  32. For each buyer, most desirable goods, i.e. m(1) p(1) m(2) p(2) m(3) p(3) m(4) p(4)

  33. Network N(p) p(1) m(1) p(2) m(2) t s p(3) m(3) m(4) p(4) infinite capacities

  34. Max flow in N(p) p(1) m(1) p(2) m(2) p(3) m(3) m(4) p(4) p: equilibrium prices iff both cuts saturated

  35. Idea of algorithm • “primal” variables: allocations • “dual” variables: prices of goods • Approach equilibrium prices from below: • start with very low prices; buyers have surplus money • iteratively keep raising prices and decreasing surplus

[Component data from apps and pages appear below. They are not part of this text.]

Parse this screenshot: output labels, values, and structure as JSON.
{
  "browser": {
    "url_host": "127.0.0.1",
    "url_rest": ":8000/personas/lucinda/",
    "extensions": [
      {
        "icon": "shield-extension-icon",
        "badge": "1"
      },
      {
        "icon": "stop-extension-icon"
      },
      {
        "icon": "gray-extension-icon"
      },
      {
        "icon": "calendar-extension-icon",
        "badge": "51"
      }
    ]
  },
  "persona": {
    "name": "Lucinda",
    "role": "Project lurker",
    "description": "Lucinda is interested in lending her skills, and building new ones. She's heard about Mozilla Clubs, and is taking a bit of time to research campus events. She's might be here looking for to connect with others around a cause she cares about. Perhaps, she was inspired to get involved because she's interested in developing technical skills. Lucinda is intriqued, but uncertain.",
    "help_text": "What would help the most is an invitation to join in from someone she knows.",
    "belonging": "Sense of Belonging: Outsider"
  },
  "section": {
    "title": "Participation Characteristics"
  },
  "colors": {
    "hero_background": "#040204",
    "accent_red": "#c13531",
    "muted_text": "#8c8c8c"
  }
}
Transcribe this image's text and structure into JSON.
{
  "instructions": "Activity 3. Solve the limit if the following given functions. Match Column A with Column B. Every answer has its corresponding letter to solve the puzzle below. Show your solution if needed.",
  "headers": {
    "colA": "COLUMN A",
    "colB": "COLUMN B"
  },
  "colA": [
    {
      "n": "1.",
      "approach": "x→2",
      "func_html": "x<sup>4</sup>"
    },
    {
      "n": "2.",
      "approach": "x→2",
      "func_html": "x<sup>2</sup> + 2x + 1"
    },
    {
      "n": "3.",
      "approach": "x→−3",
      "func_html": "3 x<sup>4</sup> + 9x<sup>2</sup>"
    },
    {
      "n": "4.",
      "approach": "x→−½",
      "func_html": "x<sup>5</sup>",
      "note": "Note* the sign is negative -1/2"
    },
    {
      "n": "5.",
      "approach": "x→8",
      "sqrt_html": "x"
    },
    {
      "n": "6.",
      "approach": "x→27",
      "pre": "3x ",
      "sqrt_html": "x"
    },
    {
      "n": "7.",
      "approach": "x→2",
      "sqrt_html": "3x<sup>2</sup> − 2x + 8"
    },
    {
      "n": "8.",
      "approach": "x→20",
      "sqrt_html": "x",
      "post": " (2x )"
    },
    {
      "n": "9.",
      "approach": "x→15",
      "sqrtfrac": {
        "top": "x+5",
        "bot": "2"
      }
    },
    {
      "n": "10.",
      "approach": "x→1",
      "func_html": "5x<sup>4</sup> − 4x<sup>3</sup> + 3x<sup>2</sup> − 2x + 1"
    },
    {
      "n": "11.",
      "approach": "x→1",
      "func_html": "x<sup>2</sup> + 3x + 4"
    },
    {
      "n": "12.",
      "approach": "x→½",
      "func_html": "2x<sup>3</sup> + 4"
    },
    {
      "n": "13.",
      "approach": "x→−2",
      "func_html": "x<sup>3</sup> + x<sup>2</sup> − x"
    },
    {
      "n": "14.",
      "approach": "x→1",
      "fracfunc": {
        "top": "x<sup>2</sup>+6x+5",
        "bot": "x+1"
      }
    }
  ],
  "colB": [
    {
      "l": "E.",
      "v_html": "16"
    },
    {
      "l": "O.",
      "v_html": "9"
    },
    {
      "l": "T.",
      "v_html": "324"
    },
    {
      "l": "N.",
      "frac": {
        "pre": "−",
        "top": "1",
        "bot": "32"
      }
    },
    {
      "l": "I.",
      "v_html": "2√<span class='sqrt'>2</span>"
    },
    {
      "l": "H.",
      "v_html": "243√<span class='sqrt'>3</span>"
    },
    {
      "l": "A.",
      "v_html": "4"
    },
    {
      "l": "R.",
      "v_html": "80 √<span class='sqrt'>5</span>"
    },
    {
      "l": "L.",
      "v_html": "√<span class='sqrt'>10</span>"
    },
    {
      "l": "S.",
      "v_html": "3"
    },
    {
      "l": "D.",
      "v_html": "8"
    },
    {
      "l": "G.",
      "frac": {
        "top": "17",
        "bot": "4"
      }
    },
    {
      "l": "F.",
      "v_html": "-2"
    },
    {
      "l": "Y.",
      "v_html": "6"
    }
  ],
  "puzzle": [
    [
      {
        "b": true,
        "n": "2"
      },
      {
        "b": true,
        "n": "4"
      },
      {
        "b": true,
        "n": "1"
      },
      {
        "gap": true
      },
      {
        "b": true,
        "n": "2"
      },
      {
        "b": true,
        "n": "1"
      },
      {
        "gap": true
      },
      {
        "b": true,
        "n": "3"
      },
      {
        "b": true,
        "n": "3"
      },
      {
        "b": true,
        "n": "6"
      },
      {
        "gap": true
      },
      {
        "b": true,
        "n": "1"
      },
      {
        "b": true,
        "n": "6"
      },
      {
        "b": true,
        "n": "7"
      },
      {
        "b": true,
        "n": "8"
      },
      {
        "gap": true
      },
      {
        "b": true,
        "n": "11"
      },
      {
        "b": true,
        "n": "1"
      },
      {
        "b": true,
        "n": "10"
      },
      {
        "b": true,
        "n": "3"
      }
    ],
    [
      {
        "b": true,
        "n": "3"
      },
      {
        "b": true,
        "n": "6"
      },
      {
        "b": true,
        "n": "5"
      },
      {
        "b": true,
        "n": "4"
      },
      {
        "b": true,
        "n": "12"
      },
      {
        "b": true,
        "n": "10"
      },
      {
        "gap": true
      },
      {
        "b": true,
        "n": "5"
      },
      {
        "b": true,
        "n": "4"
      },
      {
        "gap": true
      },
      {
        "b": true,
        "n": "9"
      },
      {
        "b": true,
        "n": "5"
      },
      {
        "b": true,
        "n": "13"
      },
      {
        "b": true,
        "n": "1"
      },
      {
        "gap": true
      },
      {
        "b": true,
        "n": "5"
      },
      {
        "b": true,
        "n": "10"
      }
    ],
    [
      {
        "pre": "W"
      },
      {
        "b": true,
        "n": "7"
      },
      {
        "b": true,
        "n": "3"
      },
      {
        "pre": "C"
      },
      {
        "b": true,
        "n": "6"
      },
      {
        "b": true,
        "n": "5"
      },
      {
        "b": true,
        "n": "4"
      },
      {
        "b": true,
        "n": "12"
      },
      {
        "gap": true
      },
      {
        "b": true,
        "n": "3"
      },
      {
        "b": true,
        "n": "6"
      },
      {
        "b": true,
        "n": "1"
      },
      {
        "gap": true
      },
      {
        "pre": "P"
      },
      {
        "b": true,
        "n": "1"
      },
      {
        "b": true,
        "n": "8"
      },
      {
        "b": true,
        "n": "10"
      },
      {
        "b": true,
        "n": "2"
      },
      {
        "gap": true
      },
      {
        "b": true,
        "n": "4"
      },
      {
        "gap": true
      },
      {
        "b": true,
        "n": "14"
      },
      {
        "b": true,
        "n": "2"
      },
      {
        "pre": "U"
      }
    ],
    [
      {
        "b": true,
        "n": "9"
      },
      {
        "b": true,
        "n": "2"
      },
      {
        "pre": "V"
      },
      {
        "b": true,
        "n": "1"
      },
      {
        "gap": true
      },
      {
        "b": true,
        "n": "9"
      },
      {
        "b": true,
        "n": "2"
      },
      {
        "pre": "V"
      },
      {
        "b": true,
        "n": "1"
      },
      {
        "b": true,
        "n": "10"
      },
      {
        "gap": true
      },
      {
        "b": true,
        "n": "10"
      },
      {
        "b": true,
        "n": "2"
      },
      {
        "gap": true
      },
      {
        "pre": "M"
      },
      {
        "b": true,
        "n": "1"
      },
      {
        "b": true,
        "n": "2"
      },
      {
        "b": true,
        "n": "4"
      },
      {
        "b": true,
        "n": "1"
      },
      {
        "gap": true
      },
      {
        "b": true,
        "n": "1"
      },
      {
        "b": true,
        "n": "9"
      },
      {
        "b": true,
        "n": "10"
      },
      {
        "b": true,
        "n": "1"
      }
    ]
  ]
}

  36. An important consideration • The price of a good never exceeds its equilibrium price • Invariant: s is a min-cut

  37. Invariant: s is a min-cut in N(p) p(1) m(1) p(2) m(2) s p(3) m(3) m(4) p(4) p: low prices

  38. AllocationsPrices Idea of algorithm • Iterations: execute primal & dual improvements

  39. How is primal-dual paradigm adapted to nonlinear setting?

  40. Fundamental difference betweenLP’s and convex programs • Complementary slackness conditions: involve primal or dual variables, not both. • KKT conditions: involve primal and dual variables simultaneously.

  41. KKT conditions

  42. KKT conditions

  43. Primal-dual algorithms so far(i.e., LP-based) • Raise dual variables greedily. (Lot of effort spent on designing more sophisticated dual processes.)

  44. Primal-dual algorithms so far • Raise dual variables greedily. (Lot of effort spent on designing more sophisticated dual processes.) • Only exception: Edmonds, 1965: algorithm for max weight matching.

  45. Primal-dual algorithms so far • Raise dual variables greedily. (Lot of effort spent on designing more sophisticated dual processes.) • Only exception: Edmonds, 1965: algorithm for max weight matching. • Otherwise primal objects go tight and loose. Difficult to account for these reversals -- in the running time.

  46. Our algorithm • Dual variables (prices) are raised greedily • Yet, primal objects go tight and loose • Because of enhanced KKT conditions